--- PROBLEM REQUIREMENTS ---
Look through the records below and collect all lines that hold the string "data".
━━━━━━
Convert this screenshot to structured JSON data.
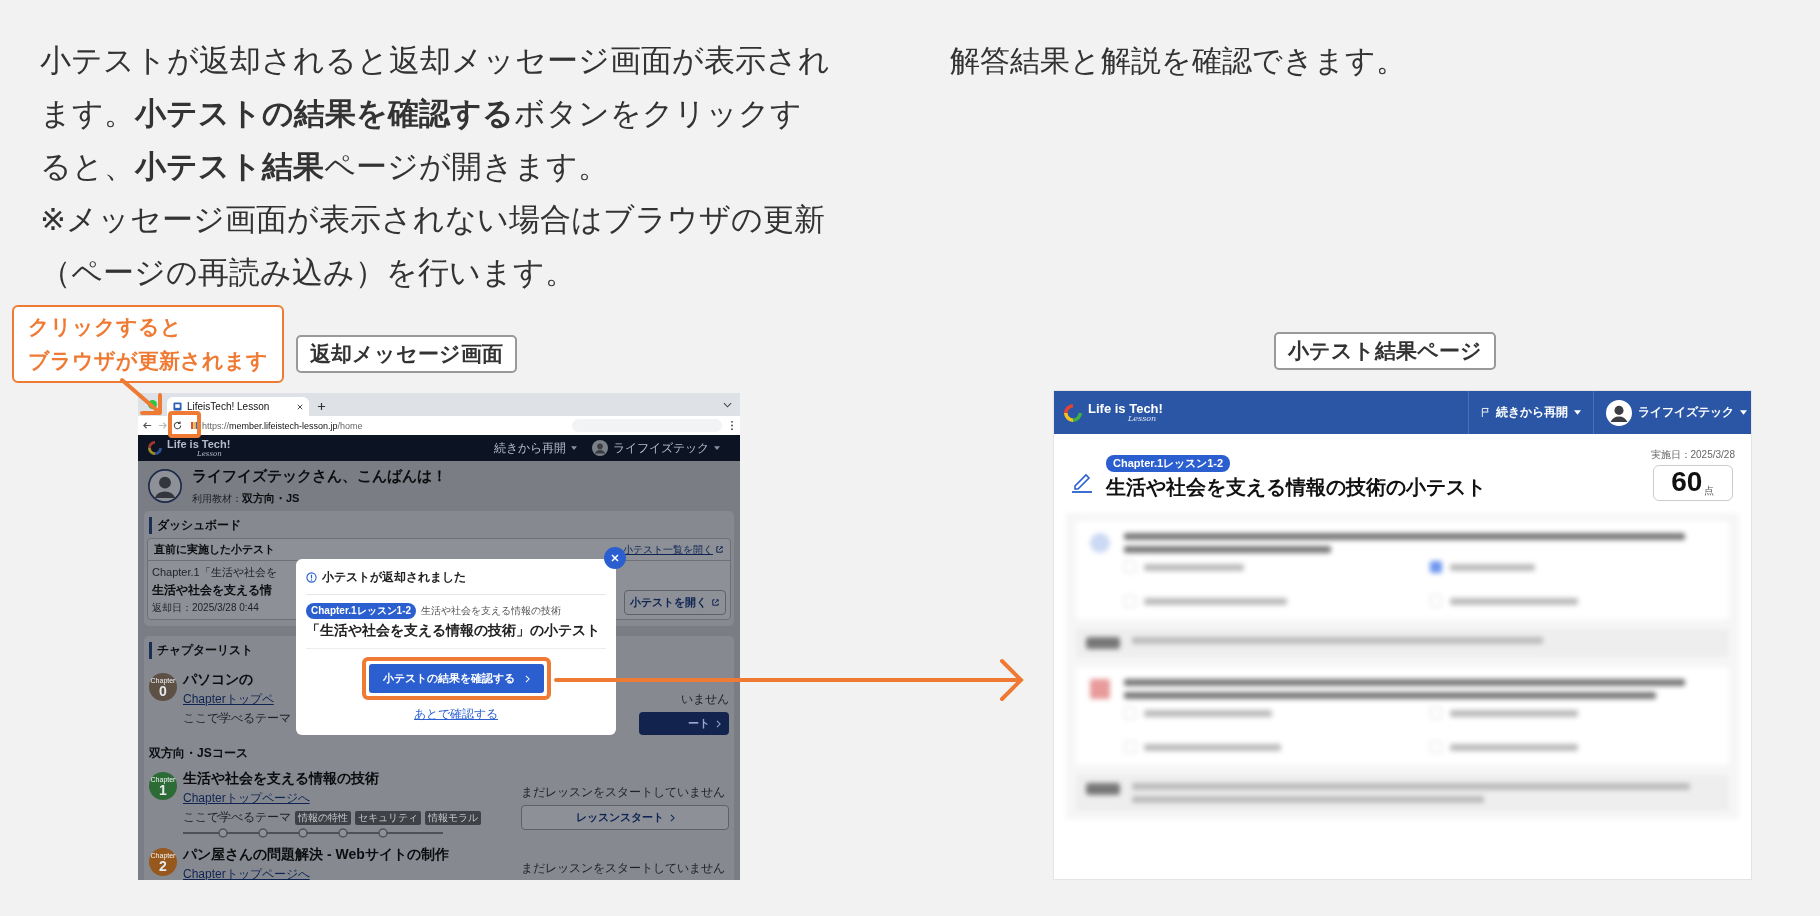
{
  "instructions": {
    "left": [
      "小テストが返却されると返却メッセージ画面が表示されます。**小テストの結果を確認する**ボタンをクリックすると、**小テスト結果**ページが開きます。",
      "※メッセージ画面が表示されない場合はブラウザの更新（ページの再読み込み）を行います。"
    ],
    "right": "解答結果と解説を確認できます。"
  },
  "callout": {
    "lines": [
      "クリックすると",
      "ブラウザが更新されます"
    ]
  },
  "captions": [
    "返却メッセージ画面",
    "小テスト結果ページ"
  ],
  "browser": {
    "tab_title": "LifeisTech! Lesson",
    "url": {
      "scheme": "https://",
      "host": "member.lifeistech-lesson.jp",
      "path": "/home"
    }
  },
  "home_page": {
    "logo": "Life is Tech!",
    "logo_sub": "Lesson",
    "resume": "続きから再開",
    "user": "ライフイズテック",
    "greeting": "ライフイズテックさん、こんばんは！",
    "material_label": "利用教材：",
    "material": "双方向・JS",
    "dashboard": {
      "title": "ダッシュボード",
      "recent_title": "直前に実施した小テスト",
      "list_link": "小テスト一覧を開く",
      "chapter_line": "Chapter.1「生活や社会を",
      "test_title": "生活や社会を支える情",
      "returned": "返却日：2025/3/28 0:44",
      "open_button": "小テストを開く"
    },
    "chapter_list": {
      "title": "チャプターリスト",
      "course": "双方向・JSコース",
      "chapters": [
        {
          "kind": "partial",
          "color": "#5d5045",
          "label": "Chapter",
          "number": "0",
          "title": "パソコンの",
          "link": "Chapterトップペ",
          "theme_label": "ここで学べるテーマ",
          "status": "いません",
          "button": "ート"
        },
        {
          "kind": "full",
          "color": "#2c6a36",
          "label": "Chapter",
          "number": "1",
          "title": "生活や社会を支える情報の技術",
          "link": "Chapterトップページへ",
          "theme_label": "ここで学べるテーマ",
          "themes": [
            "情報の特性",
            "セキュリティ",
            "情報モラル"
          ],
          "status": "まだレッスンをスタートしていません",
          "button": "レッスンスタート"
        },
        {
          "kind": "cut",
          "color": "#96581c",
          "label": "Chapter",
          "number": "2",
          "title": "パン屋さんの問題解決 - Webサイトの制作",
          "link": "Chapterトップページへ",
          "status": "まだレッスンをスタートしていません"
        }
      ]
    }
  },
  "modal": {
    "title": "小テストが返却されました",
    "badge": "Chapter.1レッスン1-2",
    "subtitle": "生活や社会を支える情報の技術",
    "heading": "「生活や社会を支える情報の技術」の小テスト",
    "confirm_button": "小テストの結果を確認する",
    "later_link": "あとで確認する"
  },
  "result_page": {
    "logo": "Life is Tech!",
    "logo_sub": "Lesson",
    "resume": "続きから再開",
    "user": "ライフイズテック",
    "badge": "Chapter.1レッスン1-2",
    "title": "生活や社会を支える情報の技術の小テスト",
    "date": "実施日：2025/3/28",
    "score": "60",
    "score_unit": "点"
  }
}
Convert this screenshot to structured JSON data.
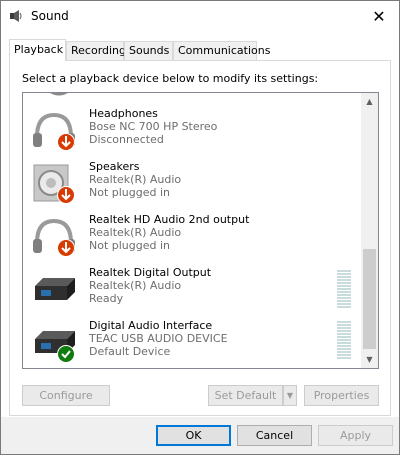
{
  "window": {
    "title": "Sound"
  },
  "tabs": [
    {
      "label": "Playback"
    },
    {
      "label": "Recording"
    },
    {
      "label": "Sounds"
    },
    {
      "label": "Communications"
    }
  ],
  "instruction": "Select a playback device below to modify its settings:",
  "devices": [
    {
      "name": "Headphones",
      "driver": "Bose NC 700 HP Stereo",
      "status": "Disconnected",
      "icon": "headphones-icon",
      "badge": "disconnected-arrow-icon"
    },
    {
      "name": "Speakers",
      "driver": "Realtek(R) Audio",
      "status": "Not plugged in",
      "icon": "speaker-icon",
      "badge": "unplugged-arrow-icon"
    },
    {
      "name": "Realtek HD Audio 2nd output",
      "driver": "Realtek(R) Audio",
      "status": "Not plugged in",
      "icon": "headphones-icon",
      "badge": "unplugged-arrow-icon"
    },
    {
      "name": "Realtek Digital Output",
      "driver": "Realtek(R) Audio",
      "status": "Ready",
      "icon": "digital-output-icon",
      "badge": ""
    },
    {
      "name": "Digital Audio Interface",
      "driver": "TEAC USB AUDIO DEVICE",
      "status": "Default Device",
      "icon": "digital-output-icon",
      "badge": "default-check-icon"
    }
  ],
  "buttons": {
    "configure": "Configure",
    "set_default": "Set Default",
    "properties": "Properties",
    "ok": "OK",
    "cancel": "Cancel",
    "apply": "Apply"
  },
  "colors": {
    "accent": "#0078d7",
    "badge_red": "#d83b01",
    "badge_green": "#107c10"
  }
}
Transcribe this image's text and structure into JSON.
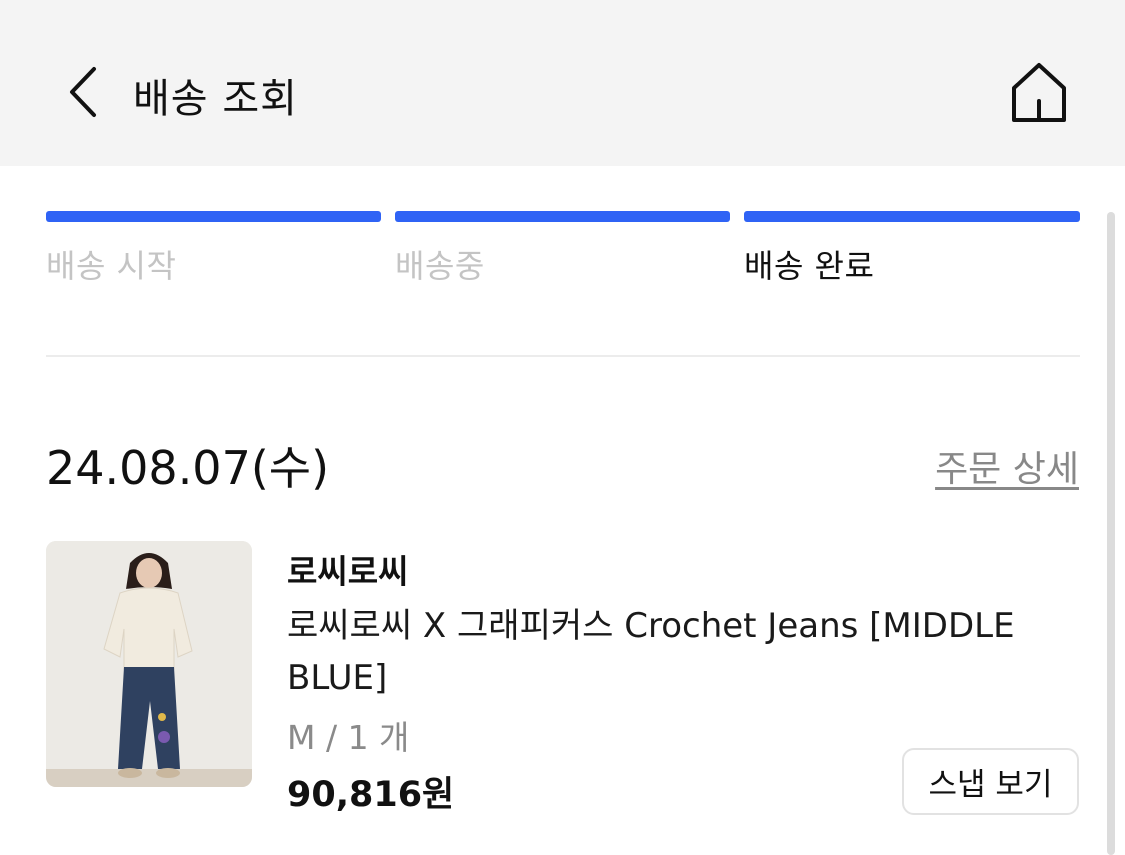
{
  "header": {
    "title": "배송 조회",
    "back_icon": "chevron-left-icon",
    "home_icon": "home-icon",
    "background": "#f4f4f4"
  },
  "progress": {
    "steps": [
      {
        "label": "배송 시작",
        "active": false
      },
      {
        "label": "배송중",
        "active": false
      },
      {
        "label": "배송 완료",
        "active": true
      }
    ],
    "bar_color": "#2f63f5",
    "inactive_label_color": "#c4c4c4",
    "active_label_color": "#111111"
  },
  "order": {
    "date": "24.08.07(수)",
    "detail_link": "주문 상세",
    "item": {
      "brand": "로씨로씨",
      "name": "로씨로씨 X 그래피커스 Crochet Jeans [MIDDLE BLUE]",
      "option": "M / 1 개",
      "price": "90,816원",
      "snap_button": "스냅 보기"
    }
  }
}
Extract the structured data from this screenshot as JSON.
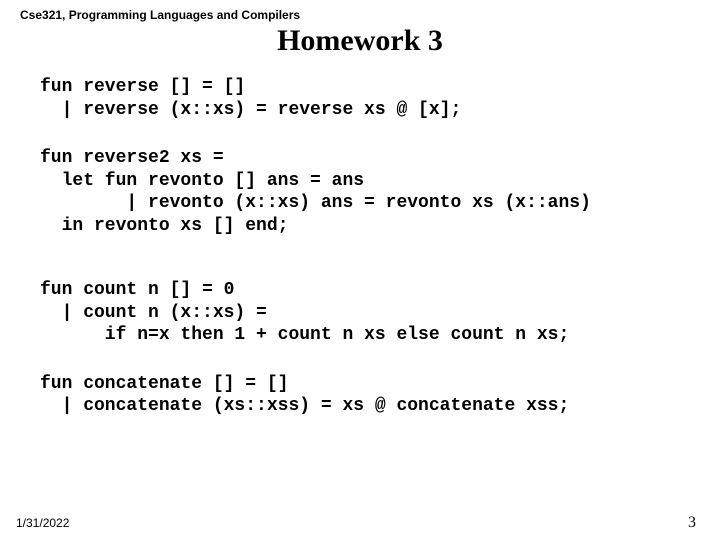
{
  "header": {
    "course": "Cse321, Programming Languages and Compilers"
  },
  "title": "Homework 3",
  "code": {
    "block1": "fun reverse [] = []\n  | reverse (x::xs) = reverse xs @ [x];",
    "block2": "fun reverse2 xs =\n  let fun revonto [] ans = ans\n        | revonto (x::xs) ans = revonto xs (x::ans)\n  in revonto xs [] end;",
    "block3": "fun count n [] = 0\n  | count n (x::xs) =\n      if n=x then 1 + count n xs else count n xs;",
    "block4": "fun concatenate [] = []\n  | concatenate (xs::xss) = xs @ concatenate xss;"
  },
  "footer": {
    "date": "1/31/2022",
    "page": "3"
  }
}
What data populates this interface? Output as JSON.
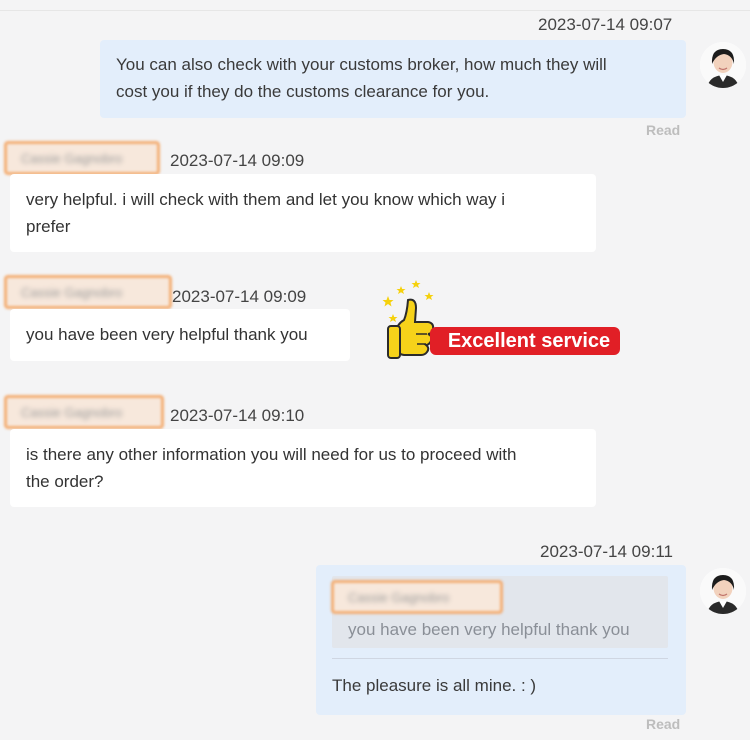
{
  "messages": [
    {
      "time": "2023-07-14 09:07",
      "text_line1": "You can also check with your customs broker, how much they will",
      "text_line2": "cost you if they do the customs clearance for you.",
      "status": "Read"
    },
    {
      "time": "2023-07-14 09:09",
      "text_line1": "very helpful. i will check with them and let you know which way i",
      "text_line2": "prefer"
    },
    {
      "time": "2023-07-14 09:09",
      "text": "you have been very helpful thank you"
    },
    {
      "time": "2023-07-14 09:10",
      "text_line1": "is there any other information you will need for us to proceed with",
      "text_line2": "the order?"
    },
    {
      "time": "2023-07-14 09:11",
      "quoted_text": "you have been very helpful thank you",
      "text": "The pleasure is all mine. : )",
      "status": "Read"
    }
  ],
  "sender_name_blurred": "Cassie Gagnobro",
  "badge": {
    "label": "Excellent service",
    "color": "#e11f26",
    "icon": "thumbs-up-icon"
  },
  "colors": {
    "outgoing_bubble": "#e3eefb",
    "incoming_bubble": "#ffffff",
    "name_highlight": "#f3ae74"
  }
}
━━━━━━
--- ANSWER FOR THE TASK ---
Convert this screenshot to structured JSON data.
Convert this screenshot to structured JSON data.
Extract the structured data from this screenshot as JSON.
What data populates this interface? Output as JSON.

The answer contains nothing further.